# Task goal
Apart from the pictures, every line below is to be set down exactly.

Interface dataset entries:
════════

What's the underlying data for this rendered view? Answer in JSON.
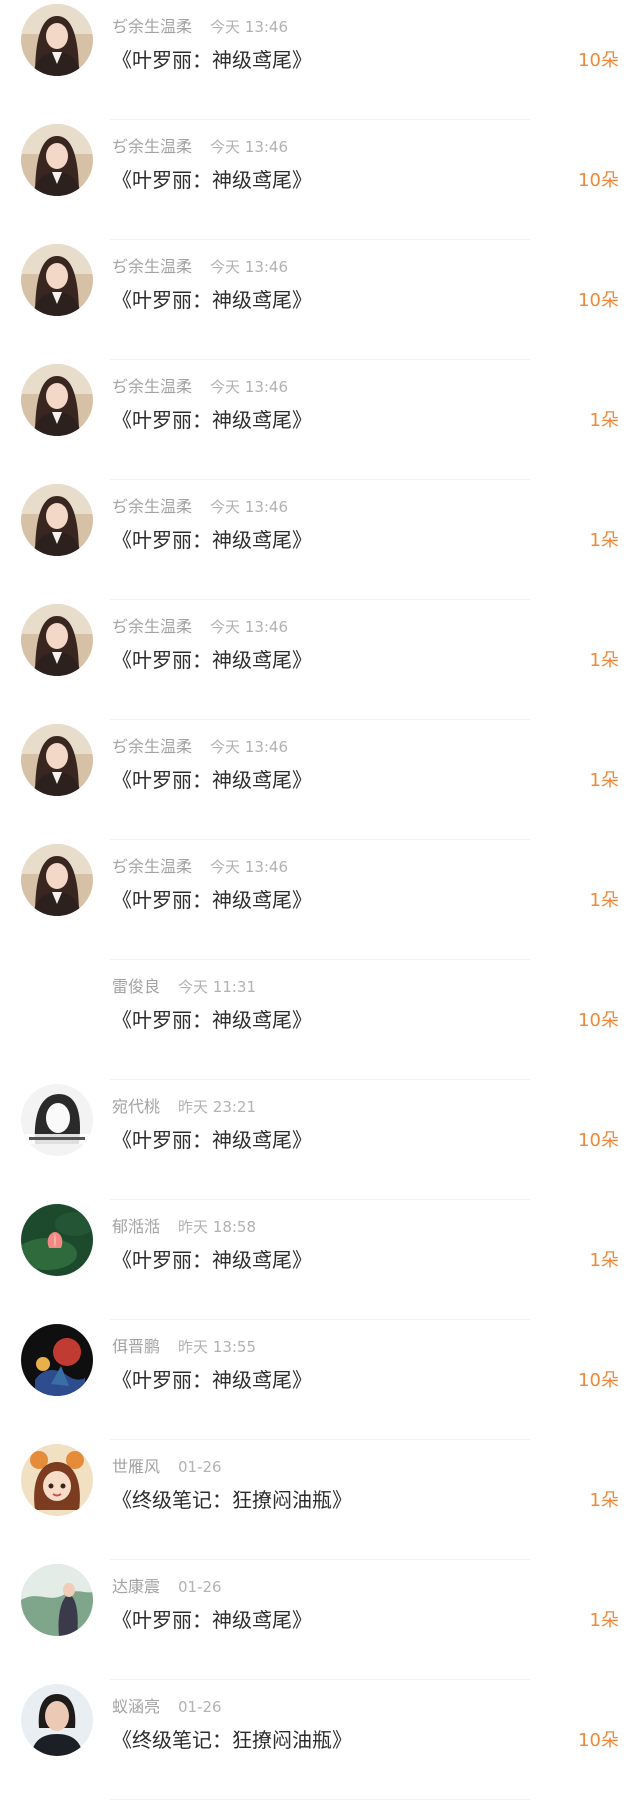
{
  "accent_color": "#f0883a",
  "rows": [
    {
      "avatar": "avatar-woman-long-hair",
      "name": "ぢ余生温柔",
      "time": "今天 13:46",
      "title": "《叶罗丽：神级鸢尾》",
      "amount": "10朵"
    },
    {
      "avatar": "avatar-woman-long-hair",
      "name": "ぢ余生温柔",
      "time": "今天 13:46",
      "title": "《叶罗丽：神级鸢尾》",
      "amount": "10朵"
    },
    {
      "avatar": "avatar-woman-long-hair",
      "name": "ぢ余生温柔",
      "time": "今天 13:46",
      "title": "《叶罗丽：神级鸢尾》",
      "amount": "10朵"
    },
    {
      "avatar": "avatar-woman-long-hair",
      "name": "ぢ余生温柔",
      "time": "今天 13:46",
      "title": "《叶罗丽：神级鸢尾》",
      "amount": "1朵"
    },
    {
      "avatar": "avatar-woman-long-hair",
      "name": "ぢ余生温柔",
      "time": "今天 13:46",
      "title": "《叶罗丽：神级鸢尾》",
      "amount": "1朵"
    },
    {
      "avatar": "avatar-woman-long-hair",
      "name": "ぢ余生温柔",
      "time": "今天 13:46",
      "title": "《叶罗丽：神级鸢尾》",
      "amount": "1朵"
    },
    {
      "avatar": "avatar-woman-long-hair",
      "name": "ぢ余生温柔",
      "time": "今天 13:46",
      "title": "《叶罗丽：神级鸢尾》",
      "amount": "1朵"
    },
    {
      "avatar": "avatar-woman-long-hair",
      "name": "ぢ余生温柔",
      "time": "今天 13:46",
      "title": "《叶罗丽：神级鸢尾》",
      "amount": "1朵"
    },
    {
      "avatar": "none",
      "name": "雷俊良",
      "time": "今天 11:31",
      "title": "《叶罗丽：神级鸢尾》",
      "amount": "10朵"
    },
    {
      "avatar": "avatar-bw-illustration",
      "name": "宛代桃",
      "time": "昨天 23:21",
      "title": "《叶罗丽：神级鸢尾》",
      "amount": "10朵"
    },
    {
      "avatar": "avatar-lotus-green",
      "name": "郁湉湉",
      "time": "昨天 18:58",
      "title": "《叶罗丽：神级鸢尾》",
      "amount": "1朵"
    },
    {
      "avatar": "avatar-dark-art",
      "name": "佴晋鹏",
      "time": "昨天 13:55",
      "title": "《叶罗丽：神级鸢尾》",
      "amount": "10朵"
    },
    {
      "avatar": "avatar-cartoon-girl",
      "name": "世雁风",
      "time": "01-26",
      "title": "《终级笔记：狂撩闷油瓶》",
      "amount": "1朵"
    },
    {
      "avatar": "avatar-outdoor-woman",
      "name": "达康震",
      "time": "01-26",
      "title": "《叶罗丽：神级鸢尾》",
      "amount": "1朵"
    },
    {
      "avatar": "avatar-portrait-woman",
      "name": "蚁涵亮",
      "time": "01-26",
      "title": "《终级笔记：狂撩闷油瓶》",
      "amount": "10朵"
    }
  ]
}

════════

# Exercise answer
What's the underlying data for this rendered view? Answer in JSON.
{
  "accent_color": "#f0883a",
  "rows": [
    {
      "avatar": "avatar-woman-long-hair",
      "name": "ぢ余生温柔",
      "time": "今天 13:46",
      "title": "《叶罗丽：神级鸢尾》",
      "amount": "10朵"
    },
    {
      "avatar": "avatar-woman-long-hair",
      "name": "ぢ余生温柔",
      "time": "今天 13:46",
      "title": "《叶罗丽：神级鸢尾》",
      "amount": "10朵"
    },
    {
      "avatar": "avatar-woman-long-hair",
      "name": "ぢ余生温柔",
      "time": "今天 13:46",
      "title": "《叶罗丽：神级鸢尾》",
      "amount": "10朵"
    },
    {
      "avatar": "avatar-woman-long-hair",
      "name": "ぢ余生温柔",
      "time": "今天 13:46",
      "title": "《叶罗丽：神级鸢尾》",
      "amount": "1朵"
    },
    {
      "avatar": "avatar-woman-long-hair",
      "name": "ぢ余生温柔",
      "time": "今天 13:46",
      "title": "《叶罗丽：神级鸢尾》",
      "amount": "1朵"
    },
    {
      "avatar": "avatar-woman-long-hair",
      "name": "ぢ余生温柔",
      "time": "今天 13:46",
      "title": "《叶罗丽：神级鸢尾》",
      "amount": "1朵"
    },
    {
      "avatar": "avatar-woman-long-hair",
      "name": "ぢ余生温柔",
      "time": "今天 13:46",
      "title": "《叶罗丽：神级鸢尾》",
      "amount": "1朵"
    },
    {
      "avatar": "avatar-woman-long-hair",
      "name": "ぢ余生温柔",
      "time": "今天 13:46",
      "title": "《叶罗丽：神级鸢尾》",
      "amount": "1朵"
    },
    {
      "avatar": "none",
      "name": "雷俊良",
      "time": "今天 11:31",
      "title": "《叶罗丽：神级鸢尾》",
      "amount": "10朵"
    },
    {
      "avatar": "avatar-bw-illustration",
      "name": "宛代桃",
      "time": "昨天 23:21",
      "title": "《叶罗丽：神级鸢尾》",
      "amount": "10朵"
    },
    {
      "avatar": "avatar-lotus-green",
      "name": "郁湉湉",
      "time": "昨天 18:58",
      "title": "《叶罗丽：神级鸢尾》",
      "amount": "1朵"
    },
    {
      "avatar": "avatar-dark-art",
      "name": "佴晋鹏",
      "time": "昨天 13:55",
      "title": "《叶罗丽：神级鸢尾》",
      "amount": "10朵"
    },
    {
      "avatar": "avatar-cartoon-girl",
      "name": "世雁风",
      "time": "01-26",
      "title": "《终级笔记：狂撩闷油瓶》",
      "amount": "1朵"
    },
    {
      "avatar": "avatar-outdoor-woman",
      "name": "达康震",
      "time": "01-26",
      "title": "《叶罗丽：神级鸢尾》",
      "amount": "1朵"
    },
    {
      "avatar": "avatar-portrait-woman",
      "name": "蚁涵亮",
      "time": "01-26",
      "title": "《终级笔记：狂撩闷油瓶》",
      "amount": "10朵"
    }
  ]
}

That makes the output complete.